CWU community marches in support of Roe v. Wade


Morgana Carroll, Staff Reporter

Students and faculty marched down the sidewalk through the CWU campus protesting the potential overturning of Roe v. Wade, loudly chanting “My body, my choice,” in unison. 

The Roe v. Wade Teach-In was an event held at Brooks Library on Friday, May 13 in response to the leaked Supreme Court opinion draft. Students brought their own protest signs or used the supplies from a table outside the library to make signs. 

Some of the signs included phrases like, “Keep your politics out of my uterus,” “You can only ban safe abortions” and “I deserve more bodily autonomy than a dead body.”   

“There are many reasons why someone would choose to have an abortion,” sophomore in film and women’s gender and sexuality studies Olivia Cirillo said during a speech at the teach-in. “It should not be up to the state to decide a very private matter with one’s self.” 

According to Diversity and Equity Center (DEC) Director Jannette Chien, the march was a collaborative effort. Partners included the DEC, the Office of Diversity, Equity and Inclusivity, Brooks Library, Provost Fellows, the Wellness Center, the Student Leadership Involvement and Community Engagement Counseling Center and some of the departments in the College of Arts and Humanities. 

“It’s important for people to get together like this in community spaces to let people know they aren’t alone,” Cirillo said. “There’s only so much you can do by yourself.”

The march traveled from the library through campus, and then around south campus before returning to the library. Attendees such as Cirillo cheered as passing cars honked their horns in support.

“A lot more people got to see our message while they were driving by,” Cirillo said. 

The students attending the march, such as junior in English Sierra Moore, said they felt encouraged by the good attendance of the event and how it shows the community has each other’s backs.

“[This march] is showing people that they are heard and cared for. I know that when I heard the news it was an instant feeling of disgust and fear and I felt isolated,” Moore said. “So being able to come to an event like this where I know there’s an entire community that is not only fighting for themselves but for me and everyone else makes me feel empowered and comfortable and a lot safer in Ellensburg.”

Cirillo said advocates need to contact Washington senators Maria Cantwell, Patty Murray and state legislatures to voice where their constituents stand. 

Attendees said that going forward, it was important to continue community action. 
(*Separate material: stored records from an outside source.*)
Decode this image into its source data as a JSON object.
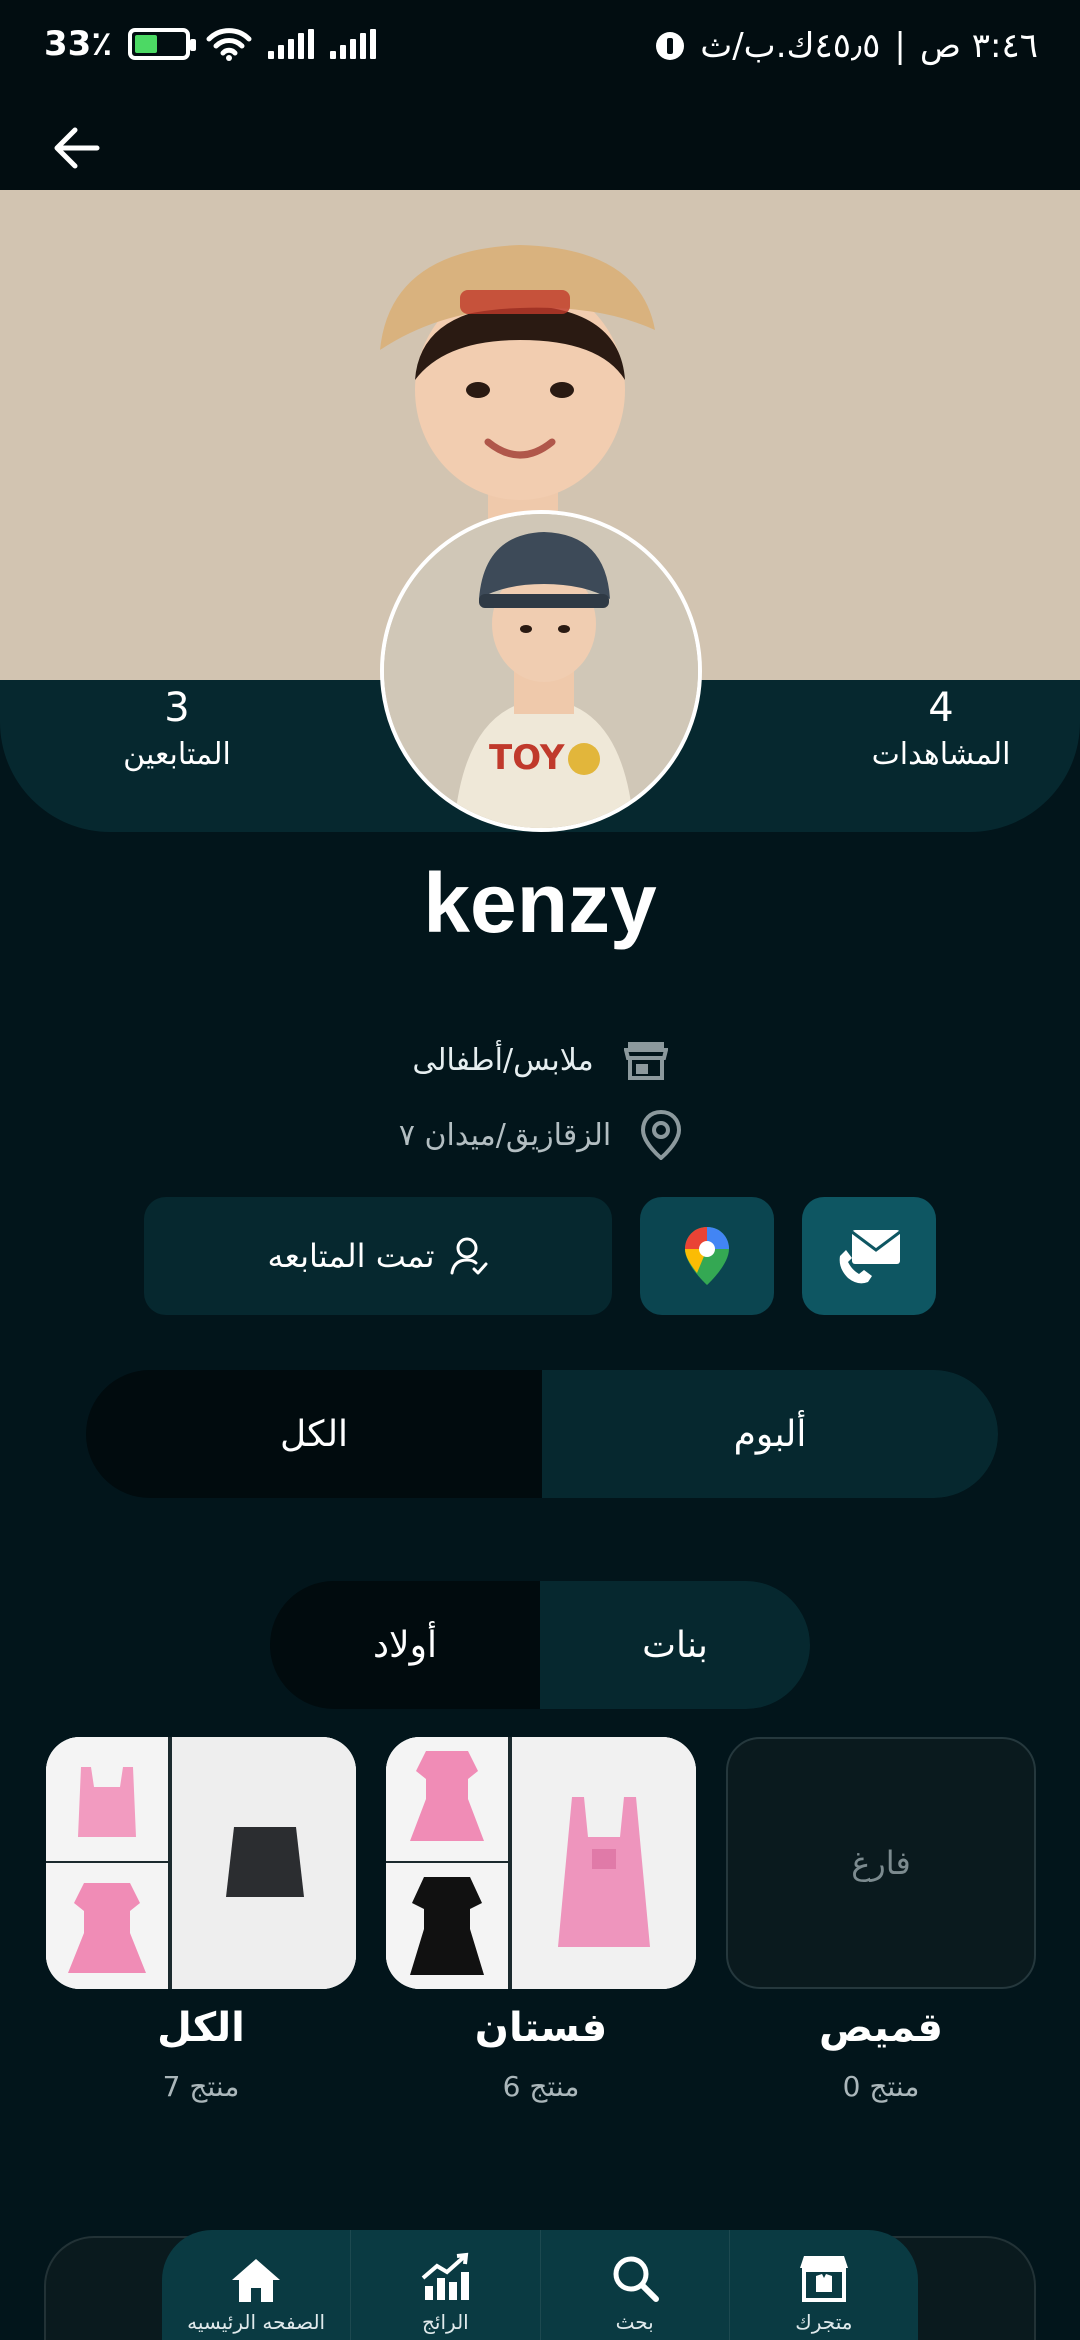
{
  "status_bar": {
    "time": "٣:٤٦ ص",
    "network_speed": "٤٥٫٥ك.ب/ث",
    "battery": "33٪",
    "battery_level": 0.33
  },
  "stats": {
    "views_count": "4",
    "views_label": "المشاهدات",
    "followers_count": "3",
    "followers_label": "المتابعين"
  },
  "store": {
    "name": "kenzy",
    "category": "ملابس/أطفالى",
    "location": "الزقازيق/ميدان ٧"
  },
  "actions": {
    "follow_label": "تمت المتابعه"
  },
  "tabs_primary": [
    "ألبوم",
    "الكل"
  ],
  "tabs_secondary": [
    "بنات",
    "أولاد"
  ],
  "albums": [
    {
      "title": "قميص",
      "count": "0 منتج",
      "empty_label": "فارغ"
    },
    {
      "title": "فستان",
      "count": "6 منتج"
    },
    {
      "title": "الكل",
      "count": "7 منتج"
    }
  ],
  "bottom_nav": [
    {
      "label": "متجرك",
      "icon": "store-icon"
    },
    {
      "label": "بحث",
      "icon": "search-icon"
    },
    {
      "label": "الرائج",
      "icon": "trending-icon"
    },
    {
      "label": "الصفحه الرئيسيه",
      "icon": "home-icon"
    }
  ],
  "colors": {
    "background": "#02151b",
    "panel": "#06282f",
    "accent": "#0e5662",
    "nav": "#0a3a42"
  }
}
“It shows how many students can come out of the wings and show support for their bodies and their rights and it makes me really happy for the next generation,”  Savannah Walen, a senior in elementary education, said.  “We are not gonna take anybody’s shit and that is powerful.”

Moore said she was excited to visit the Planned Parenthood table that had been set up in front of the library after the march was finished. 
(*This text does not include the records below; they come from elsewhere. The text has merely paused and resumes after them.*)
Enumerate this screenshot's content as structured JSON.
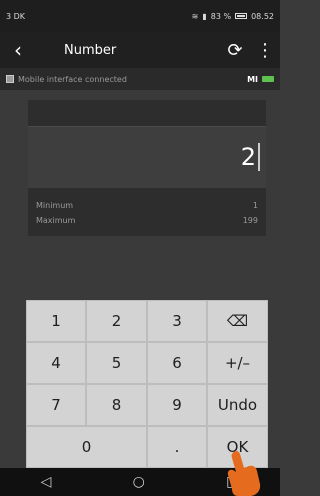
{
  "status": {
    "left": "3 DK",
    "battery": "83 %",
    "time": "08.52"
  },
  "app_bar": {
    "title": "Number"
  },
  "connection": {
    "label": "Mobile interface connected",
    "logo": "MI"
  },
  "input": {
    "value": "2"
  },
  "limits": {
    "minimum_label": "Minimum",
    "minimum_value": "1",
    "maximum_label": "Maximum",
    "maximum_value": "199"
  },
  "keypad": {
    "k1": "1",
    "k2": "2",
    "k3": "3",
    "k4": "4",
    "k5": "5",
    "k6": "6",
    "k7": "7",
    "k8": "8",
    "k9": "9",
    "k0": "0",
    "dot": ".",
    "plusminus": "+/–",
    "undo": "Undo",
    "ok": "OK"
  }
}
According to Planned Parenthood Director of Health Equity Cristal Alletoria, the table had some pre-made signs for attendees to use that read, “Protect legal abortion,” in case anyone wanted a sign but couldn’t make one. The table also provided condoms and resources about contraceptives. 
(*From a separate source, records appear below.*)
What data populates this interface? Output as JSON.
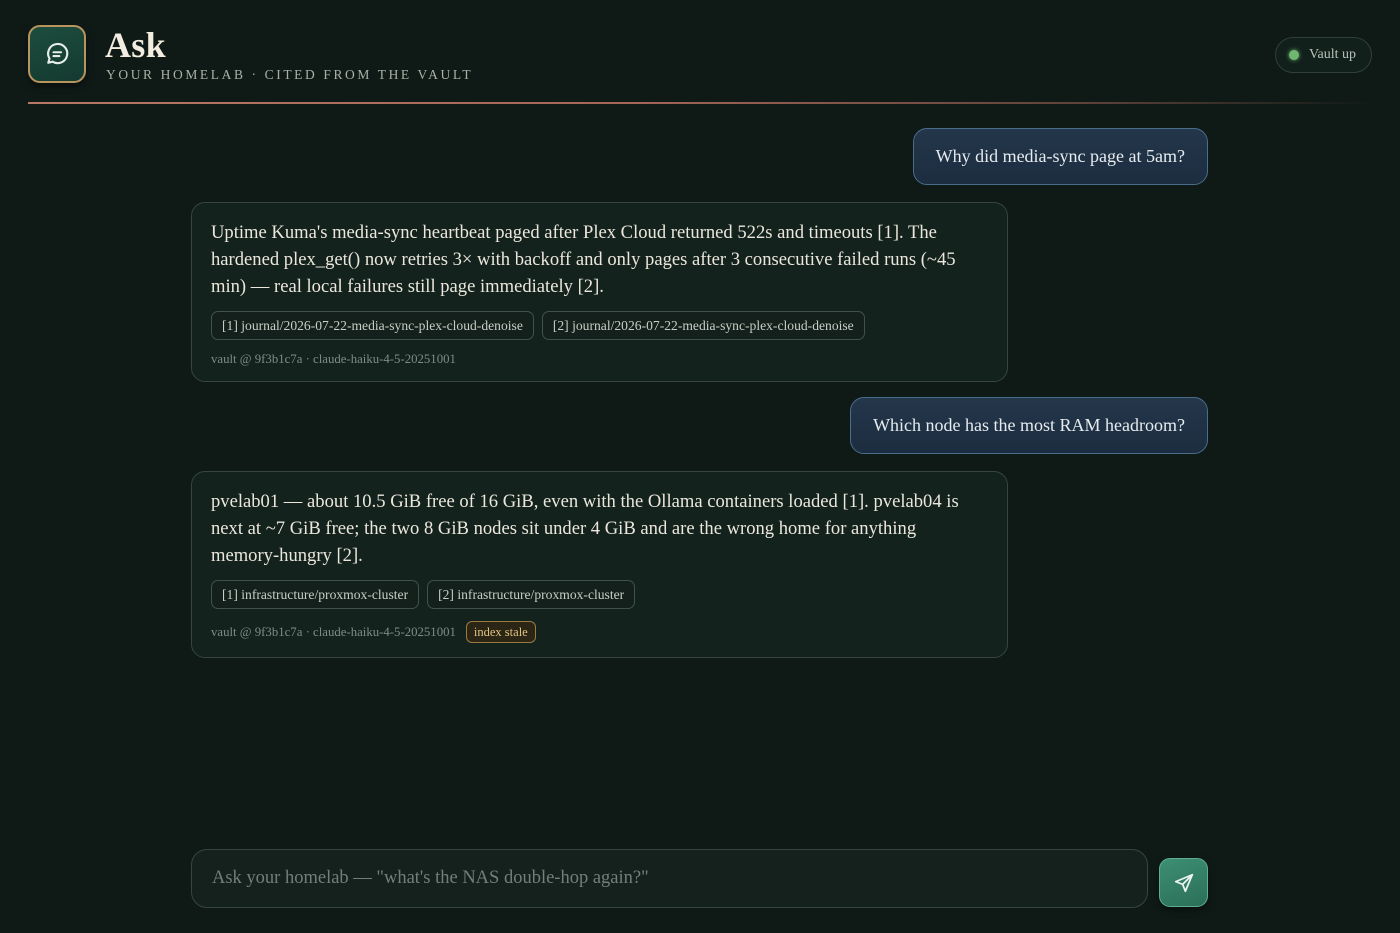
{
  "header": {
    "title": "Ask",
    "subtitle": "YOUR HOMELAB · CITED FROM THE VAULT",
    "logo_icon": "chat-bubble-icon",
    "status": {
      "label": "Vault up",
      "color": "#6fb96f"
    }
  },
  "conversation": [
    {
      "role": "user",
      "text": "Why did media-sync page at 5am?"
    },
    {
      "role": "assistant",
      "text": "Uptime Kuma's media-sync heartbeat paged after Plex Cloud returned 522s and timeouts [1]. The hardened plex_get() now retries 3× with backoff and only pages after 3 consecutive failed runs (~45 min) — real local failures still page immediately [2].",
      "citations": [
        "[1] journal/2026-07-22-media-sync-plex-cloud-denoise",
        "[2] journal/2026-07-22-media-sync-plex-cloud-denoise"
      ],
      "meta": "vault @ 9f3b1c7a · claude-haiku-4-5-20251001",
      "badge": null
    },
    {
      "role": "user",
      "text": "Which node has the most RAM headroom?"
    },
    {
      "role": "assistant",
      "text": "pvelab01 — about 10.5 GiB free of 16 GiB, even with the Ollama containers loaded [1]. pvelab04 is next at ~7 GiB free; the two 8 GiB nodes sit under 4 GiB and are the wrong home for anything memory-hungry [2].",
      "citations": [
        "[1] infrastructure/proxmox-cluster",
        "[2] infrastructure/proxmox-cluster"
      ],
      "meta": "vault @ 9f3b1c7a · claude-haiku-4-5-20251001",
      "badge": "index stale"
    }
  ],
  "composer": {
    "placeholder": "Ask your homelab — \"what's the NAS double-hop again?\"",
    "value": "",
    "send_icon": "send-icon"
  },
  "colors": {
    "background": "#0f1a17",
    "accent": "#3d8f73",
    "user_bubble": "#24364a",
    "badge": "#e2c37f"
  }
}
Alletoria said the most important resource she brought was herself, to answer any questions students had.